The two local entrepreneurs behind the proposed Sno Park have already proposed such a treatment upgrade on site for the reclaimed wastewater they plan to use for snowmaking on McMillan Mesa. And the city of Cottonwood has approved such an upgrade at a cost to its municipal plant of $40 million.
The future treatment and use of reclaimed wastewater also ties in to a second city initiative -- the creation of a comprehensive municipal water policy.
This would include not only the existing conservation rules during the dry months of late spring and the ban on potable water use at golf courses, but also new conservation standards in the face of climate change and plans for importing water from city wells at Red Gap Ranch 30 miles to the east. At some point, the city might also consider extending treated effluent lines into residential neighborhoods for irrigation.
In other words, the beginning of snowmaking at Snowbowl is hardly the end of water as a contentious issue in Flagstaff. The ski area and every other customer of the city's reclaimed wastewater -- present and future -- have a vested interest in seeing the ongoing questions about it addressed in a deliberative fashion. The convening of an expert panel on standards and uses meets that test even as current uses continue. We look forward to the panel's deliberations, and ultimately its findings and recommendations.

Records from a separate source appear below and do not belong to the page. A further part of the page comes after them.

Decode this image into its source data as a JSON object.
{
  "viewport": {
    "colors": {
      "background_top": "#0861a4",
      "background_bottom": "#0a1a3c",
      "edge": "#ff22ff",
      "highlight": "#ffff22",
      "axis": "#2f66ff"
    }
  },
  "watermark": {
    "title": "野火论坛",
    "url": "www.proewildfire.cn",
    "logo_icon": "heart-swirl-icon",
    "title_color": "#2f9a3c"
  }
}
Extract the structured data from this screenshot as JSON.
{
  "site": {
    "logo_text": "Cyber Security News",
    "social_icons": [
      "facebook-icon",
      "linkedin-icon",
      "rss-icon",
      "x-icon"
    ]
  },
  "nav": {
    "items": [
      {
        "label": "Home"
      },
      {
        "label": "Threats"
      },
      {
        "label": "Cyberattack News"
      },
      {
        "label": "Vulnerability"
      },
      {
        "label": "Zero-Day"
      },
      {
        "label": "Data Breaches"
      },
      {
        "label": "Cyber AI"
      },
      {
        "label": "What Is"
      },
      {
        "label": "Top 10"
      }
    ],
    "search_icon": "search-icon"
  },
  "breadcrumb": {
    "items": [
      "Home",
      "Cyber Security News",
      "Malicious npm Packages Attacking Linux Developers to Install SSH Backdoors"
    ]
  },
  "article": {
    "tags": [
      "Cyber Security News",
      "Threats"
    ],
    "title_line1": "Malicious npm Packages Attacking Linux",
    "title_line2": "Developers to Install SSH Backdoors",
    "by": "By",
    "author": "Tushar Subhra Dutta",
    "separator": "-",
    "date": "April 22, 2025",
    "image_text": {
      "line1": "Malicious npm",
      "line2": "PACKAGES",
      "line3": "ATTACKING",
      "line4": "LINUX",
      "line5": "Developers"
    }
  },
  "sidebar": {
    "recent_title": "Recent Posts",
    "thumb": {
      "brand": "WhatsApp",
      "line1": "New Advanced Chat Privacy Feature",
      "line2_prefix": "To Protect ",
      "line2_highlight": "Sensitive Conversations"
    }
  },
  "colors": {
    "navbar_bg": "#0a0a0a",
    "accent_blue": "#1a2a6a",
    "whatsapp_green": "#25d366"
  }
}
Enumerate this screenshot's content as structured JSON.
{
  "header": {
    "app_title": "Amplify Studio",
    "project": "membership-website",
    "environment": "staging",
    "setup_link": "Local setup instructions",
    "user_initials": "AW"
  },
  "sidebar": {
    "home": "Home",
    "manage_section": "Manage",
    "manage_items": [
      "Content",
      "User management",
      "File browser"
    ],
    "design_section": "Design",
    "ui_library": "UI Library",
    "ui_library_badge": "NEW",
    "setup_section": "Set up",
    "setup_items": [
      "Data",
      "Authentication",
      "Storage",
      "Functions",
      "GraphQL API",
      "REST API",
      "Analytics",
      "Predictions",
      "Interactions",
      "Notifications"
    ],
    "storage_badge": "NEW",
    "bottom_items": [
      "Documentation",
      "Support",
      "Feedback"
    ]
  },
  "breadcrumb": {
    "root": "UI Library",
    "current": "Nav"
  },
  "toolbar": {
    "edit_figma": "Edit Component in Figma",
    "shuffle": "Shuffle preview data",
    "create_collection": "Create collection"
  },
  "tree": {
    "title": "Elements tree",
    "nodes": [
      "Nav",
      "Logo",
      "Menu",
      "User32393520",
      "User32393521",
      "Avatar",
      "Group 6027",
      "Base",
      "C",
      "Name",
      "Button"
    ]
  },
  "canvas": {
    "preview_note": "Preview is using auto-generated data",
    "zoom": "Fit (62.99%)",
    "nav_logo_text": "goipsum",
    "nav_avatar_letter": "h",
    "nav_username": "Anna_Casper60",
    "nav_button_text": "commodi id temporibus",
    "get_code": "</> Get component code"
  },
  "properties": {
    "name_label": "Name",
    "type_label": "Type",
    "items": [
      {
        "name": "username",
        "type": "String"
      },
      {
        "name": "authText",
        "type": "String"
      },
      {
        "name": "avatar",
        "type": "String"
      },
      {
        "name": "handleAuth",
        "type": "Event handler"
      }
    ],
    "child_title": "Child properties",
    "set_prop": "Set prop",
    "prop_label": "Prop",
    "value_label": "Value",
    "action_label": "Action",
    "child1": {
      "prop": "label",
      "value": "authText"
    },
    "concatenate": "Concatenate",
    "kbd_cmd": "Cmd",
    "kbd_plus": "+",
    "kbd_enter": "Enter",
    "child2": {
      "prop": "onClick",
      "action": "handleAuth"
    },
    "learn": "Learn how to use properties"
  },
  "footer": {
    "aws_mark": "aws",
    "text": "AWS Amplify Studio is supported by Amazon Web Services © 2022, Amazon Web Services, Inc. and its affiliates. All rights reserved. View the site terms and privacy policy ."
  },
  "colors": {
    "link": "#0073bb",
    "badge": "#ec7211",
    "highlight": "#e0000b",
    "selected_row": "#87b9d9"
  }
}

Our view: The city is right to convene a panel of experts to evaluate new standards for treatment and uses even as it develops a comprehensive water policy.